## Work item
Search the records below for the line containing "Parse this screenshot: output". Output that line and all later lines exactly; output nothing else.

*** Opening of Excerpted data ***

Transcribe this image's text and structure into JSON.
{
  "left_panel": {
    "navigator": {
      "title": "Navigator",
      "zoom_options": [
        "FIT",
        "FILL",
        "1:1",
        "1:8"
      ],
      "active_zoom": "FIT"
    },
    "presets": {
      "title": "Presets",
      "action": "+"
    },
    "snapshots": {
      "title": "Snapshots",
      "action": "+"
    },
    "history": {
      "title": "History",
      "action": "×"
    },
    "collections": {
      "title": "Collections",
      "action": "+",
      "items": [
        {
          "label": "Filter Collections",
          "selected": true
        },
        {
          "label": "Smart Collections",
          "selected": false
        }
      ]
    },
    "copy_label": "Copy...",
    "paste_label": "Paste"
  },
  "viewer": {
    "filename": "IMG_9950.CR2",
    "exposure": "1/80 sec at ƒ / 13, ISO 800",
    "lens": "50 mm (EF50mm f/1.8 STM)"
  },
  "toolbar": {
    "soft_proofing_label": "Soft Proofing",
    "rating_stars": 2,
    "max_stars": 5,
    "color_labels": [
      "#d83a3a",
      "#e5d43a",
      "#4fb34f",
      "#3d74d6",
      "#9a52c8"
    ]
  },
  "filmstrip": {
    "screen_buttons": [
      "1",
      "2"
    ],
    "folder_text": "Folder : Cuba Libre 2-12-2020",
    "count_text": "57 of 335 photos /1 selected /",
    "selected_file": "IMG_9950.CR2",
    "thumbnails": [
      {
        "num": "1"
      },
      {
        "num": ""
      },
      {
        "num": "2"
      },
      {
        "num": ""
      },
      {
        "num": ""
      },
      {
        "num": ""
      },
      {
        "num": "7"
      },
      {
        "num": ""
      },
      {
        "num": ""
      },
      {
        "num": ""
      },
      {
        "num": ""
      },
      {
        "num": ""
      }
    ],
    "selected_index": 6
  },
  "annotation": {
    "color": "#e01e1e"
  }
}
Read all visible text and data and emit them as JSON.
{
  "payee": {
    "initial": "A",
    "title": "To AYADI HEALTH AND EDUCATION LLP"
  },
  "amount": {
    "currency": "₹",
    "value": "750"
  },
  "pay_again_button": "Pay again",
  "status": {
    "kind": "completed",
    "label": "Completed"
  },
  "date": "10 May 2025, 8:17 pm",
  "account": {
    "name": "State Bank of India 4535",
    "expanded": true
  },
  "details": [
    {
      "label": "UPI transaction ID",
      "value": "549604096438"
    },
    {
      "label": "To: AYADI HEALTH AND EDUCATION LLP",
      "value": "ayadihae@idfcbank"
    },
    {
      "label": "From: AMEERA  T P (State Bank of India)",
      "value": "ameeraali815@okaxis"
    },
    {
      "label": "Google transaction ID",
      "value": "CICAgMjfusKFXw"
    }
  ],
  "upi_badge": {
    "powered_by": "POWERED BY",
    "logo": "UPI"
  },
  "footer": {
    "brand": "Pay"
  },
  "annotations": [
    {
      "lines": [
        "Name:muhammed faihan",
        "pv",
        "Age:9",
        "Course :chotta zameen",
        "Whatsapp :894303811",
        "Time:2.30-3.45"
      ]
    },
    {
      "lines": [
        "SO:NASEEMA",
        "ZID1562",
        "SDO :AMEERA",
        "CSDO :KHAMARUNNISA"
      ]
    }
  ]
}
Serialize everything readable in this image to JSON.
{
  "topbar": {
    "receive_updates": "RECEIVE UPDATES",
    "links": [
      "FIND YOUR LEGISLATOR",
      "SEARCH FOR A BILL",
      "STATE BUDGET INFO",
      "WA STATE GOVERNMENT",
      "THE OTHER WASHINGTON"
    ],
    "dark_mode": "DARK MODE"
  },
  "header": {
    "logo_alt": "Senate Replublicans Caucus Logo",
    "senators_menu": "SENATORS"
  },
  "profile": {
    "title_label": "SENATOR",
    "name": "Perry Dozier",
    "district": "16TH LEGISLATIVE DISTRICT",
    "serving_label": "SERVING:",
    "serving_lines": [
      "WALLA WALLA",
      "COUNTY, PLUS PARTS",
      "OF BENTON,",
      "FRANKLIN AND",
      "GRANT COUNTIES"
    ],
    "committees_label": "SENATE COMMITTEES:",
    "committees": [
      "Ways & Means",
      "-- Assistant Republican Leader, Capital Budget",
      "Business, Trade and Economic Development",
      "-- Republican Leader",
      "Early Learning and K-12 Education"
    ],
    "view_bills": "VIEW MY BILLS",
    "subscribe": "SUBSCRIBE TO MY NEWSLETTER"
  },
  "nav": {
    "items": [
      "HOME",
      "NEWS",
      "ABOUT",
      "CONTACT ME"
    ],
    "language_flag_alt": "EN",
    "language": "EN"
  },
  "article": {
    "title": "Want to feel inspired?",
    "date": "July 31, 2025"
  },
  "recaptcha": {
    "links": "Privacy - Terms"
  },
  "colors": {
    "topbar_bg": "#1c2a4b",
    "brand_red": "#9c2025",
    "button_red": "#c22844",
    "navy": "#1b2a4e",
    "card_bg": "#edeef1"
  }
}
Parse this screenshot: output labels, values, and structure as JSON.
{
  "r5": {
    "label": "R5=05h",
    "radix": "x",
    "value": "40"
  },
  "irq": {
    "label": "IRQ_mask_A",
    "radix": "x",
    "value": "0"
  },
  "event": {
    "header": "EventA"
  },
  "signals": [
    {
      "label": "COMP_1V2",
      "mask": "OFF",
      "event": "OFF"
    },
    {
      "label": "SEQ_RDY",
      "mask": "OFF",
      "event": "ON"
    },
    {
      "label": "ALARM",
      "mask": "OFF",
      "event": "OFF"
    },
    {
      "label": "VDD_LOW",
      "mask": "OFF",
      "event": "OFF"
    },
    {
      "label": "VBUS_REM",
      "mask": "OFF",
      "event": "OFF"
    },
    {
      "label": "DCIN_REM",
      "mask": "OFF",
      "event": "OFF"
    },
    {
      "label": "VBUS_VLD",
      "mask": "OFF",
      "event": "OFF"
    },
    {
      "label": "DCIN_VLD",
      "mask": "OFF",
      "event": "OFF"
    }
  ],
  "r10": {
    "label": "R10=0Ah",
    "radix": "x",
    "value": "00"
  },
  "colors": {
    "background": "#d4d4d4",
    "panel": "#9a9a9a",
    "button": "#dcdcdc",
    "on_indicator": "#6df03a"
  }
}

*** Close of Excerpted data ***

## Solution
Parse this screenshot: output labels, values, and structure as JSON.
{
  "r5": {
    "label": "R5=05h",
    "radix": "x",
    "value": "40"
  },
  "irq": {
    "label": "IRQ_mask_A",
    "radix": "x",
    "value": "0"
  },
  "event": {
    "header": "EventA"
  },
  "signals": [
    {
      "label": "COMP_1V2",
      "mask": "OFF",
      "event": "OFF"
    },
    {
      "label": "SEQ_RDY",
      "mask": "OFF",
      "event": "ON"
    },
    {
      "label": "ALARM",
      "mask": "OFF",
      "event": "OFF"
    },
    {
      "label": "VDD_LOW",
      "mask": "OFF",
      "event": "OFF"
    },
    {
      "label": "VBUS_REM",
      "mask": "OFF",
      "event": "OFF"
    },
    {
      "label": "DCIN_REM",
      "mask": "OFF",
      "event": "OFF"
    },
    {
      "label": "VBUS_VLD",
      "mask": "OFF",
      "event": "OFF"
    },
    {
      "label": "DCIN_VLD",
      "mask": "OFF",
      "event": "OFF"
    }
  ],
  "r10": {
    "label": "R10=0Ah",
    "radix": "x",
    "value": "00"
  },
  "colors": {
    "background": "#d4d4d4",
    "panel": "#9a9a9a",
    "button": "#dcdcdc",
    "on_indicator": "#6df03a"
  }
}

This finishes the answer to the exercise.